All records below are to be repeated exactly, with the pictures left out.

[[ Source material open ]]

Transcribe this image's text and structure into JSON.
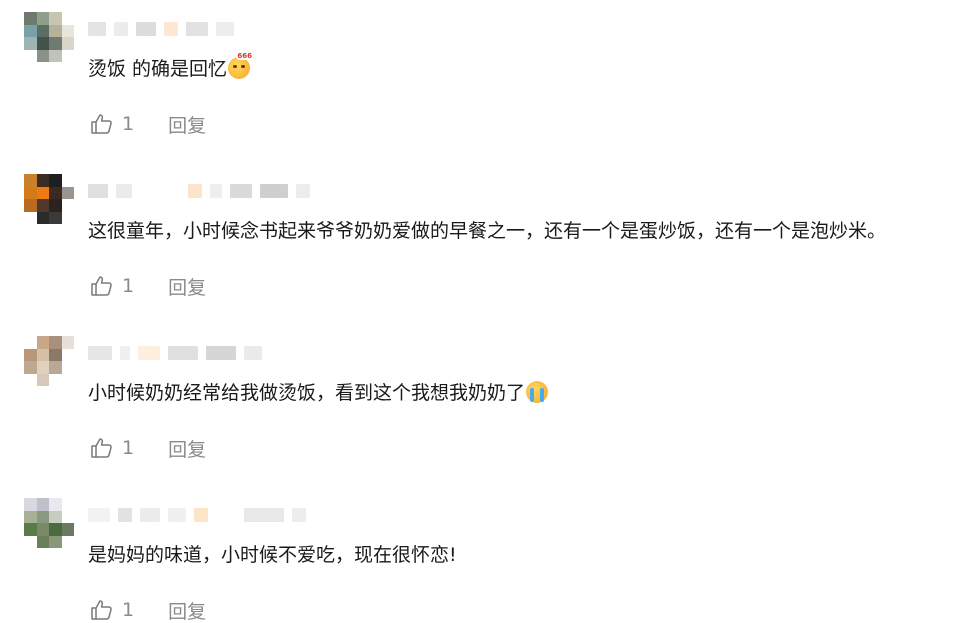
{
  "comments": [
    {
      "text": "烫饭 的确是回忆",
      "emoji": "thinking-face-666-emoji",
      "emoji_badge": "666",
      "likes": "1",
      "reply_label": "回复",
      "avatar_colors": [
        "#6e7a6e",
        "#8fa08a",
        "#c8c4b0",
        "#ffffff",
        "#7aa0a8",
        "#5c6d66",
        "#b6b29a",
        "#e8e6dc",
        "#9fb3b3",
        "#44524d",
        "#707a70",
        "#d8d6c8",
        "#ffffff",
        "#8a9288",
        "#c0c4b8",
        "#ffffff"
      ]
    },
    {
      "text": "这很童年，小时候念书起来爷爷奶奶爱做的早餐之一，还有一个是蛋炒饭，还有一个是泡炒米。",
      "emoji": "",
      "emoji_badge": "",
      "likes": "1",
      "reply_label": "回复",
      "avatar_colors": [
        "#c9812c",
        "#3d2c22",
        "#1f1f1f",
        "#ffffff",
        "#d47a18",
        "#f07a10",
        "#3a2a20",
        "#9a9490",
        "#b86a24",
        "#50382a",
        "#2a2420",
        "#ffffff",
        "#ffffff",
        "#2a2a2a",
        "#3a3a3a",
        "#ffffff"
      ]
    },
    {
      "text": "小时候奶奶经常给我做烫饭，看到这个我想我奶奶了",
      "emoji": "crying-face-emoji",
      "emoji_badge": "",
      "likes": "1",
      "reply_label": "回复",
      "avatar_colors": [
        "#ffffff",
        "#c8a888",
        "#a8907a",
        "#e8e0d8",
        "#b89878",
        "#d8c0a8",
        "#8a7868",
        "#ffffff",
        "#c0a890",
        "#e0d0c0",
        "#b8a898",
        "#ffffff",
        "#ffffff",
        "#d8c8b8",
        "#ffffff",
        "#ffffff"
      ]
    },
    {
      "text": "是妈妈的味道，小时候不爱吃，现在很怀恋!",
      "emoji": "",
      "emoji_badge": "",
      "likes": "1",
      "reply_label": "回复",
      "avatar_colors": [
        "#d8d8e0",
        "#c0c0cc",
        "#e8e8ee",
        "#ffffff",
        "#a8b098",
        "#8a9a80",
        "#c8ccc0",
        "#ffffff",
        "#5a7a48",
        "#7a8a68",
        "#4a6a40",
        "#6a7a60",
        "#ffffff",
        "#6a8058",
        "#8a9878",
        "#ffffff"
      ]
    }
  ]
}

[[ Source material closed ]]

Solution for this problem
Transcribe this image's text and structure into JSON.
{
  "comments": [
    {
      "text": "烫饭 的确是回忆",
      "emoji": "thinking-face-666-emoji",
      "emoji_badge": "666",
      "likes": "1",
      "reply_label": "回复",
      "avatar_colors": [
        "#6e7a6e",
        "#8fa08a",
        "#c8c4b0",
        "#ffffff",
        "#7aa0a8",
        "#5c6d66",
        "#b6b29a",
        "#e8e6dc",
        "#9fb3b3",
        "#44524d",
        "#707a70",
        "#d8d6c8",
        "#ffffff",
        "#8a9288",
        "#c0c4b8",
        "#ffffff"
      ]
    },
    {
      "text": "这很童年，小时候念书起来爷爷奶奶爱做的早餐之一，还有一个是蛋炒饭，还有一个是泡炒米。",
      "emoji": "",
      "emoji_badge": "",
      "likes": "1",
      "reply_label": "回复",
      "avatar_colors": [
        "#c9812c",
        "#3d2c22",
        "#1f1f1f",
        "#ffffff",
        "#d47a18",
        "#f07a10",
        "#3a2a20",
        "#9a9490",
        "#b86a24",
        "#50382a",
        "#2a2420",
        "#ffffff",
        "#ffffff",
        "#2a2a2a",
        "#3a3a3a",
        "#ffffff"
      ]
    },
    {
      "text": "小时候奶奶经常给我做烫饭，看到这个我想我奶奶了",
      "emoji": "crying-face-emoji",
      "emoji_badge": "",
      "likes": "1",
      "reply_label": "回复",
      "avatar_colors": [
        "#ffffff",
        "#c8a888",
        "#a8907a",
        "#e8e0d8",
        "#b89878",
        "#d8c0a8",
        "#8a7868",
        "#ffffff",
        "#c0a890",
        "#e0d0c0",
        "#b8a898",
        "#ffffff",
        "#ffffff",
        "#d8c8b8",
        "#ffffff",
        "#ffffff"
      ]
    },
    {
      "text": "是妈妈的味道，小时候不爱吃，现在很怀恋!",
      "emoji": "",
      "emoji_badge": "",
      "likes": "1",
      "reply_label": "回复",
      "avatar_colors": [
        "#d8d8e0",
        "#c0c0cc",
        "#e8e8ee",
        "#ffffff",
        "#a8b098",
        "#8a9a80",
        "#c8ccc0",
        "#ffffff",
        "#5a7a48",
        "#7a8a68",
        "#4a6a40",
        "#6a7a60",
        "#ffffff",
        "#6a8058",
        "#8a9878",
        "#ffffff"
      ]
    }
  ]
}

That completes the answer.